Whatever the mechanism used for a separation, both Core EMC and VMware would retain their significant strategic value. Core EMC contains spectacular assets, making the company highly attractive to numerous strategic buyers. After a tax-free spin or split of VMware, Core EMC could be acquired on a tax-free basis, an outcome that would result in even greater value to shareholders than the value illustrated in the analysis above. We believe this is the likely outcome as we have a well-founded understanding that Core EMC is a strategically attractive asset to a number of parties.
M&A Opportunities for EMC
As has been long speculated, EMC and its assets are attractive to a number of parties in the broader enterprise IT landscape. Since the announcement of Elliott’s position in EMC, we have learned of acquisition interest in EMC’s assets on the part of several large companies that make strategic sense and which involve parties that could both afford to acquire the EMC Federation as a whole or distinct assets within the Federation, and could also successfully integrate these acquisitions. An acquisition of EMC by any of these buyers would create the leading enterprise IT company in the world, selling every component of the data center and a dominant converged infrastructure offering. It would be a highly attractive outcome for both the acquiring company and EMC, as well as for the combined company’s shareholders.

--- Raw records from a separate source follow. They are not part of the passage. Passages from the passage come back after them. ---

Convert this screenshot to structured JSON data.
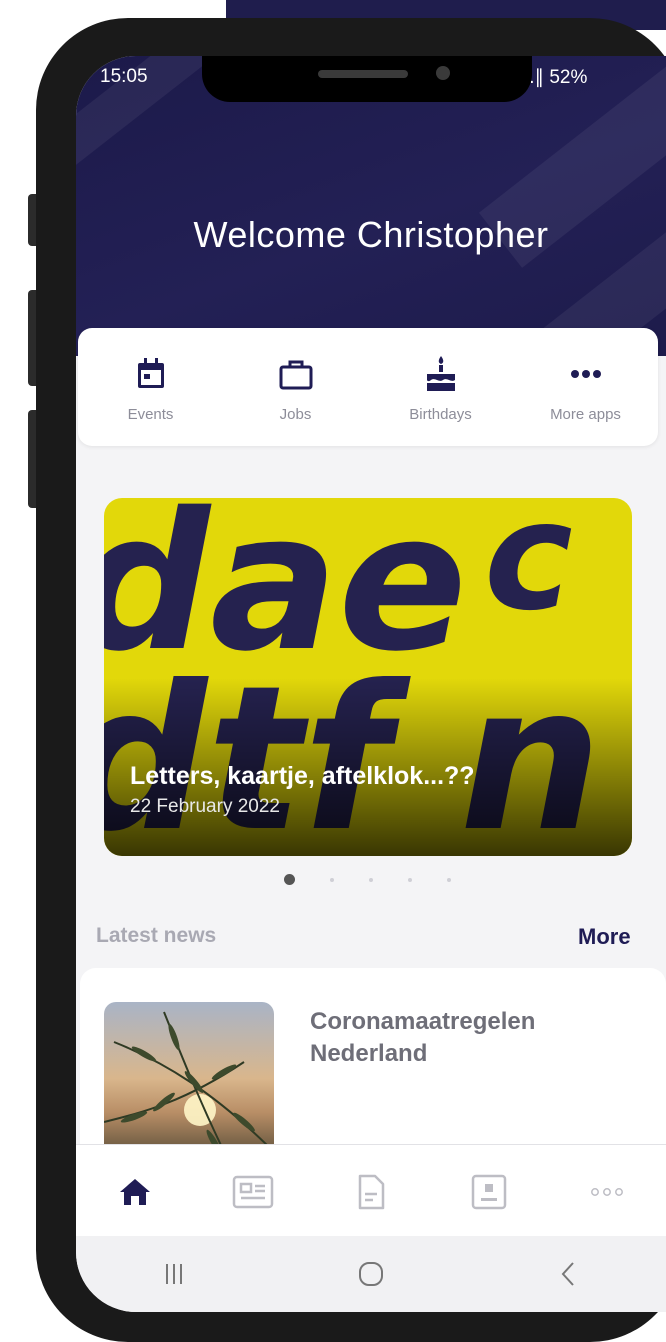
{
  "status_bar": {
    "time": "15:05",
    "signal_battery": "̸ .∥ 52%"
  },
  "header": {
    "welcome": "Welcome Christopher",
    "background_color": "#1f1d4d"
  },
  "quick_apps": [
    {
      "label": "Events",
      "icon": "calendar-icon"
    },
    {
      "label": "Jobs",
      "icon": "briefcase-icon"
    },
    {
      "label": "Birthdays",
      "icon": "cake-icon"
    },
    {
      "label": "More apps",
      "icon": "more-dots-icon"
    }
  ],
  "carousel": {
    "title": "Letters, kaartje, aftelklok...??",
    "date": "22 February 2022",
    "slides_count": 5,
    "active_slide": 1
  },
  "news": {
    "heading": "Latest news",
    "more_label": "More",
    "items": [
      {
        "title": "Coronamaatregelen Nederland"
      }
    ]
  },
  "tab_bar": [
    {
      "icon": "home-icon",
      "active": true
    },
    {
      "icon": "newspaper-icon",
      "active": false
    },
    {
      "icon": "document-icon",
      "active": false
    },
    {
      "icon": "contact-card-icon",
      "active": false
    },
    {
      "icon": "more-dots-icon",
      "active": false
    }
  ],
  "system_nav": [
    {
      "icon": "recent-apps-icon"
    },
    {
      "icon": "home-circle-icon"
    },
    {
      "icon": "back-chevron-icon"
    }
  ],
  "colors": {
    "accent": "#1f1c55",
    "header": "#1f1d4d",
    "highlight_yellow": "#e2d80a"
  }
}
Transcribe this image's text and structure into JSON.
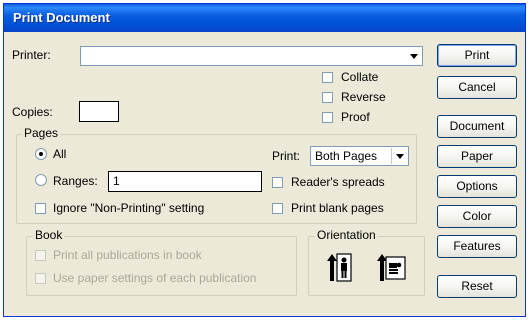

We believe that it makes sense for EMC to fully explore acquisition interest (and to do so in a way that preserves the option of a tax-free spin-off of VMware) and we understand that much of that work is ongoing. Elliott would be supportive of a value-creating transaction that would allow current EMC shareholders to continue to benefit from the upside of a combined EMC and acquirer company. Additionally, we believe it may be advantageous for EMC to pursue a spin-off of VMware while evaluating these other options. Announcing and pursuing a spin-off does not preclude an M&A pathway.
Now is a Great Time
We believe now is not only a great time but the optimal time for EMC to establish a future structure that makes financial and strategic sense for the long term. Whether through a tax-free spin-off of VMware or through M&A, the options are compelling due to the incredible quality of EMC’s assets. Regardless of which path is chosen, the conclusion is clear to us – as it is to many – that the current Federation structure is not right for EMC or its shareholders.
We hope that you find these perspectives and observations useful. Elliott has spent a considerable amount of time diligencing and developing these ideas, and I personally believe in their merits.
I want to reiterate the tremendous amount of respect we have for Joe and his team and for what the Company has accomplished.
Thank you very much for the time and consideration.
Image via EMC.